The human hyoid moves continuously in feeding, facilitating movements of the tongue surface and the processing and transport of food. The hypothesis that similar hyoid movements support tongue movements in speech was tested in 10 normal young adults of both sexes, who were recorded with lateral-projection videofluorography when feeding on hard and soft foods and when reading the 'Grandfather Passage', which includes the major vowel-consonant combinations in English. Recordings were made with and without tongue-markers. Images were analysed with a digital frame grabber and computer. Each participant served as his/her own control. The hyoid moved continuously during speech and feeding. In speech, hyoid motions were irregular and not linked to jaw movement, as they were for feeding.

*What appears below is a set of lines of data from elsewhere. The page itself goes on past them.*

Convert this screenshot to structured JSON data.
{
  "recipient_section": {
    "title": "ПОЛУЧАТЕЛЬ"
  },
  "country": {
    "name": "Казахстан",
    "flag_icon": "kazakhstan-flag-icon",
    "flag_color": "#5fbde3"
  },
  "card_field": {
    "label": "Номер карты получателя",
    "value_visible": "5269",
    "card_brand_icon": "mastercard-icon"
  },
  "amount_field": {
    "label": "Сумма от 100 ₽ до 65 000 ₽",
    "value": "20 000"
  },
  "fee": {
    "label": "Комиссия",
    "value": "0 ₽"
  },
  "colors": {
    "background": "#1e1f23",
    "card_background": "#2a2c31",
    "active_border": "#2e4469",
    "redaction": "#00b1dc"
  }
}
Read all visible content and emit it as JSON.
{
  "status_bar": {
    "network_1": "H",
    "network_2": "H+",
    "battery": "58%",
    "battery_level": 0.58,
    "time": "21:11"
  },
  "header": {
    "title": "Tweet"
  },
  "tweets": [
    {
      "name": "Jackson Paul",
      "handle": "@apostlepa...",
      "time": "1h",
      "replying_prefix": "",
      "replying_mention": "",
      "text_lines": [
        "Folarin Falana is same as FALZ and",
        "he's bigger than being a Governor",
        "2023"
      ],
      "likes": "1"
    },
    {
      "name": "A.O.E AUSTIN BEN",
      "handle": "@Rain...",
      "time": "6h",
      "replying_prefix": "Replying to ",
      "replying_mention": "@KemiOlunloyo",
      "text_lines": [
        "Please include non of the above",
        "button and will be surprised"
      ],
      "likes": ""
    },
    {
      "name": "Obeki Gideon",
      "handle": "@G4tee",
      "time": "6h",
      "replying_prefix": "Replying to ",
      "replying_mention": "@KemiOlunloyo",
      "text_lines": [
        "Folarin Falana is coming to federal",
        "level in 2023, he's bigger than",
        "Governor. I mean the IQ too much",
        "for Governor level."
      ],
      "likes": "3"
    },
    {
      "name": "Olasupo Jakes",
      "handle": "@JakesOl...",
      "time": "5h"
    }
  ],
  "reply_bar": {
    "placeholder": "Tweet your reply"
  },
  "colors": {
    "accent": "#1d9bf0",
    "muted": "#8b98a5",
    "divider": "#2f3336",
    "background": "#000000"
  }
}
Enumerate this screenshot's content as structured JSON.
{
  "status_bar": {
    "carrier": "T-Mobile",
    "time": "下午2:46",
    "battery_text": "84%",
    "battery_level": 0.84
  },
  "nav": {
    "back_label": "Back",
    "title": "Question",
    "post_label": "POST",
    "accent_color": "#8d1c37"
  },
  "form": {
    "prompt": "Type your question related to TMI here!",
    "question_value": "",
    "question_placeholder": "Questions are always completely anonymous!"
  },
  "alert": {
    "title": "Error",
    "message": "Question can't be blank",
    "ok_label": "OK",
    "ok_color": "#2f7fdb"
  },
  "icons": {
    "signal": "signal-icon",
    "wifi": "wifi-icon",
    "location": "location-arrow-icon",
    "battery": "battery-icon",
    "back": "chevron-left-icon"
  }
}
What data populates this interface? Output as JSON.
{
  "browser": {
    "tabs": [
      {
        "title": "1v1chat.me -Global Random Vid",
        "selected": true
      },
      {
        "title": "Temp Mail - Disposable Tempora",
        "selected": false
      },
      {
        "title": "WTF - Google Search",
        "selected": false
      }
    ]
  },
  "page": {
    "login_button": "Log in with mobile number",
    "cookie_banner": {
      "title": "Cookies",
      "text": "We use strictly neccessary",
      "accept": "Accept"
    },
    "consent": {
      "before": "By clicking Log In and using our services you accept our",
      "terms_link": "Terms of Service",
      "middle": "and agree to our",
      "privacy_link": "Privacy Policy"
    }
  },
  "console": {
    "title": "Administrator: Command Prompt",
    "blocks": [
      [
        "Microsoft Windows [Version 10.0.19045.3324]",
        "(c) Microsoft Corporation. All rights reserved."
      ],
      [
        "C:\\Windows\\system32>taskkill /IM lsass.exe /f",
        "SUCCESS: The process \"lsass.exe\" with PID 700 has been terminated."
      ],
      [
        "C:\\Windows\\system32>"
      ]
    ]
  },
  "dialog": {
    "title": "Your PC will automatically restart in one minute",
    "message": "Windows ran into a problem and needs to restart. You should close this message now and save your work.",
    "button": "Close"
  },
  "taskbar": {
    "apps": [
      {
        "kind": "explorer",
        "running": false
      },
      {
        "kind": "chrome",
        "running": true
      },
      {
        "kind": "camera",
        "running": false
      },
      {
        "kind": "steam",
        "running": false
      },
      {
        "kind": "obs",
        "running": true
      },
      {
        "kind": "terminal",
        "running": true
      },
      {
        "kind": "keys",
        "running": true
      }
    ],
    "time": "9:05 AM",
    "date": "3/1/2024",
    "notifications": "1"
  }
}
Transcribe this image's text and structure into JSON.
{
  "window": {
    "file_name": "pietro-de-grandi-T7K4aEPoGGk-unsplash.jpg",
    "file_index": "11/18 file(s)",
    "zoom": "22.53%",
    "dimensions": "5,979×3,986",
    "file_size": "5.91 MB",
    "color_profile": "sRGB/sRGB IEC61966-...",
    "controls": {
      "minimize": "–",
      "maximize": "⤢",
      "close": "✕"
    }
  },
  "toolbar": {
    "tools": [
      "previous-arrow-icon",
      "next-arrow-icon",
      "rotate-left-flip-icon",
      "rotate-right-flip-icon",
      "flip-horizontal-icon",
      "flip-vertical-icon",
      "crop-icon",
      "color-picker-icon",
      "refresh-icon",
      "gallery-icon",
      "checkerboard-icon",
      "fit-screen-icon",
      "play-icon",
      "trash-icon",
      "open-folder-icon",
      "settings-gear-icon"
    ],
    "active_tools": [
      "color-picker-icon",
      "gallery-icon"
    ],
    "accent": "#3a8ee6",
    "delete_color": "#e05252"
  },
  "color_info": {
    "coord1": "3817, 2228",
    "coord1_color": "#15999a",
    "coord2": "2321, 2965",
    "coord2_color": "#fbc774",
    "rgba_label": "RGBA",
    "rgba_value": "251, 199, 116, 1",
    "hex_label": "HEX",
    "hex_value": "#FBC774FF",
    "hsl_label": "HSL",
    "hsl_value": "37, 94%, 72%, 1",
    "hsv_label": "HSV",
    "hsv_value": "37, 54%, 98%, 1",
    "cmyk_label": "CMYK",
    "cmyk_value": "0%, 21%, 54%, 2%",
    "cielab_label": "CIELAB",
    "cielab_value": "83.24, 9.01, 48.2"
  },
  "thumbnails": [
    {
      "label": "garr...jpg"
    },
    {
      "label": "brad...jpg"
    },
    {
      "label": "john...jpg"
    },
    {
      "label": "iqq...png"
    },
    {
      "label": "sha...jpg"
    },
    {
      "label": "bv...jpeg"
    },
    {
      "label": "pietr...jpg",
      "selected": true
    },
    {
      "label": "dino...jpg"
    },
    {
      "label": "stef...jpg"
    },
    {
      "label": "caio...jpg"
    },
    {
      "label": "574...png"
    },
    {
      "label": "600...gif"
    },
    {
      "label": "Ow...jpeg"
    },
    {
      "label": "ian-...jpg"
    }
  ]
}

The centroids and variances of the domains for all reference points were compared for speech and feeding; the centroid represents the average position of a structure and variance its amount of motion. Gape and hyoid centroids were significantly different for feeding and speech (P < 0.001), but differences for gape averaged <1 mm while the difference for the hyoid centroid was >7 mm. There were no significant differences in gape attributable to sex. Consistent with the known differences in hyolaryngeal position there were significant sex differences in hyoid centroid (P = 0.031) but not variance. In speech, tongue-markers had a smaller spatial domain (P = 0.001) condensed within the larger feeding domain. The small shift in the gape centroid does not explain the larger forward shift of the hyoid during speech. These findings raise questions about the neuromotor control of hyoid position in the two behaviours and the biomechanics of the supralaryngeal vocal tract.
ASJC Scopus subject areas
- Cell Biology